Clarkson denies posting 'entrance to slope' photo on Twitter
JEREMY Clarkson has denied posting a photograph making a lewd comment about a "slope" on Twitter.
The Top Gear presenter posted a photo of a sign reading "entrance to slope" with the comment "this is just obscene" from his account.
But Clarkson, who was accused of using the racially offensive term "slope" while filming earlier this year, denied composing the tweet.
The 54-year-old, who is on a final warning at the BBC, deleted the picture and wrote: "That last tweet wasn't from me".
The presenter claimed someone else posted the photo after leaving his phone unattended.
He tweeted: "It seems you can access a fingerprint iPhone using a number code. Must stay across these things."
In July, Clarkson was found to have breached Ofcom rules by using the word "slope" in a Burma Special edition of the show broadcast in March.
Clarkson used the term to refer to an Asian figure walking over a bridge that he and co-hosts James May and Richard Hammond had built.
"That is a proud moment, but there's a slope on it," he said.
Earlier this year, footage emerged of the controversial presenter using the n-word while filming Top Gear in a clip that was never aired.
Clarkson appeared to use the word when reciting the children's nursery rhyme "eeny, meeny, miny, moe" to choose between two cars.
Director General Tony Hall said yesterday that the BBC had "long discussions" about whether he should leave the motoring programme following his use of racist language, but decided not to fire him from the show.
Actually, that last tweet wasn't from me.— Jeremy Clarkson (@JeremyClarkson) November 14, 2014
Yes, I'm back at the helm now.— Jeremy Clarkson (@JeremyClarkson) November 14, 2014

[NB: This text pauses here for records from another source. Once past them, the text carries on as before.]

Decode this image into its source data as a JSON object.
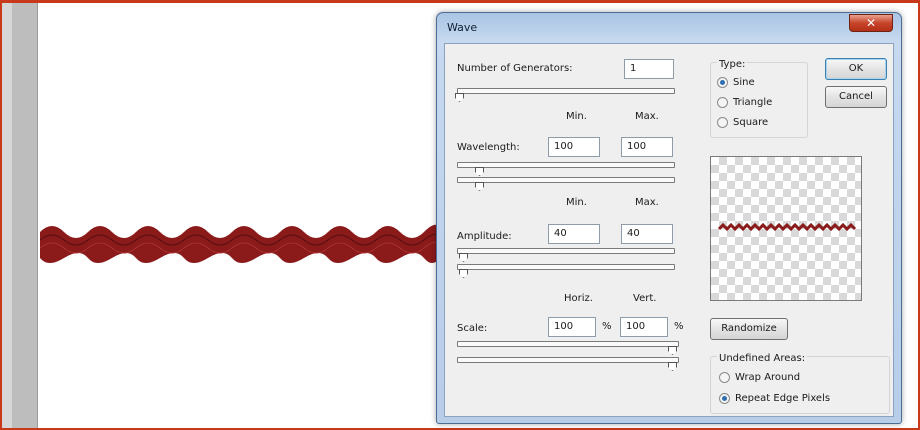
{
  "dialog": {
    "title": "Wave",
    "close_icon": "close-icon",
    "generators": {
      "label": "Number of Generators:",
      "value": "1"
    },
    "min_header": "Min.",
    "max_header": "Max.",
    "wavelength": {
      "label": "Wavelength:",
      "min": "100",
      "max": "100"
    },
    "amplitude": {
      "label": "Amplitude:",
      "min": "40",
      "max": "40"
    },
    "horiz_header": "Horiz.",
    "vert_header": "Vert.",
    "scale": {
      "label": "Scale:",
      "horiz": "100",
      "vert": "100",
      "unit": "%"
    },
    "type": {
      "title": "Type:",
      "options": [
        "Sine",
        "Triangle",
        "Square"
      ],
      "selected": "Sine"
    },
    "ok_label": "OK",
    "cancel_label": "Cancel",
    "randomize_label": "Randomize",
    "undefined_areas": {
      "title": "Undefined Areas:",
      "options": [
        "Wrap Around",
        "Repeat Edge Pixels"
      ],
      "selected": "Repeat Edge Pixels"
    }
  },
  "colors": {
    "wave": "#8b1a1a",
    "frame": "#c8381a",
    "accent": "#2f6fb0"
  }
}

It seems you can access a fingerprint iPhone using a number code. Must stay across these things.— Jeremy Clarkson (@JeremyClarkson) November 14, 2014
Lord Hall told The Times: "You've got to have the right boundaries. But nothing was broadcast, they were absolutely remorseful about any hint that they were saying or doing anything racist…There are millions of people who feel that Top Gear….reflects them and their interests and we've got to respect that."